- ABOUT THIS TASK: Each record that follows is to be duplicated exactly, though its pictures are not.

Data about app and page elements:
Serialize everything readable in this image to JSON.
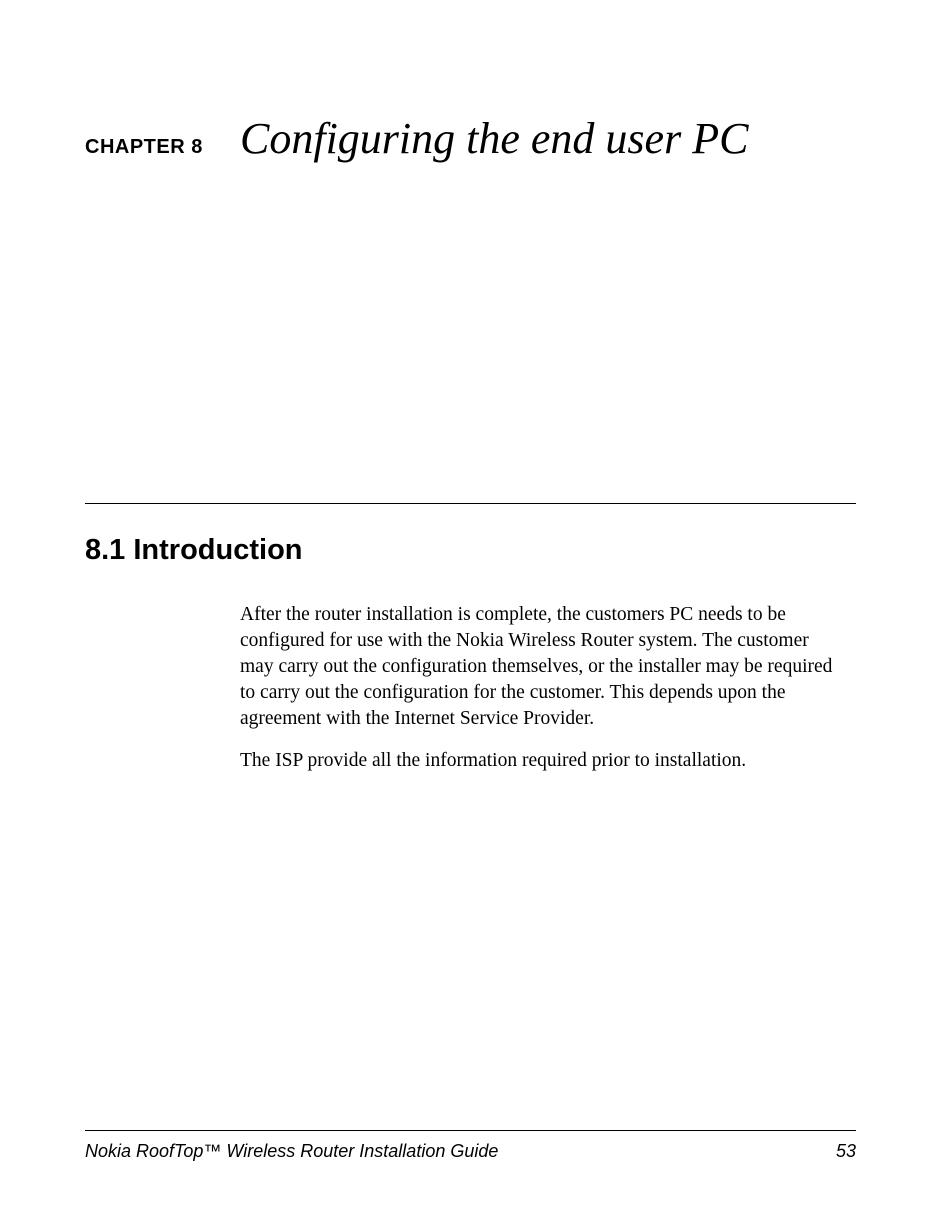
{
  "header": {
    "chapter_label": "CHAPTER 8",
    "chapter_title": "Configuring the end user PC"
  },
  "section": {
    "heading": "8.1 Introduction",
    "paragraphs": [
      "After the router installation is complete, the customers PC needs to be configured for use with the Nokia Wireless Router system. The customer may carry out the configuration themselves, or the installer may be required to carry out the configuration for the customer. This depends upon the agreement with the Internet Service Provider.",
      "The ISP provide all the information required prior to installation."
    ]
  },
  "footer": {
    "guide_title": "Nokia RoofTop™ Wireless Router Installation Guide",
    "page_number": "53"
  }
}
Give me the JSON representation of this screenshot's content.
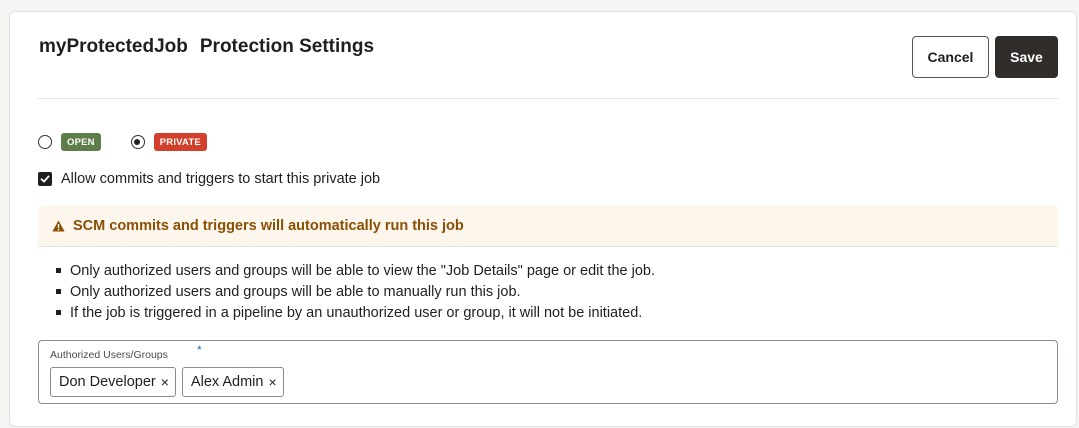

- RESPONSE TO THE TASK:
Serialize everything readable in this image to JSON.
{
  "header": {
    "chapter_label": "CHAPTER 8",
    "chapter_title": "Configuring the end user PC"
  },
  "section": {
    "heading": "8.1 Introduction",
    "paragraphs": [
      "After the router installation is complete, the customers PC needs to be configured for use with the Nokia Wireless Router system. The customer may carry out the configuration themselves, or the installer may be required to carry out the configuration for the customer. This depends upon the agreement with the Internet Service Provider.",
      "The ISP provide all the information required prior to installation."
    ]
  },
  "footer": {
    "guide_title": "Nokia RoofTop™ Wireless Router Installation Guide",
    "page_number": "53"
  }
}
Give me the JSON representation of this screenshot's content.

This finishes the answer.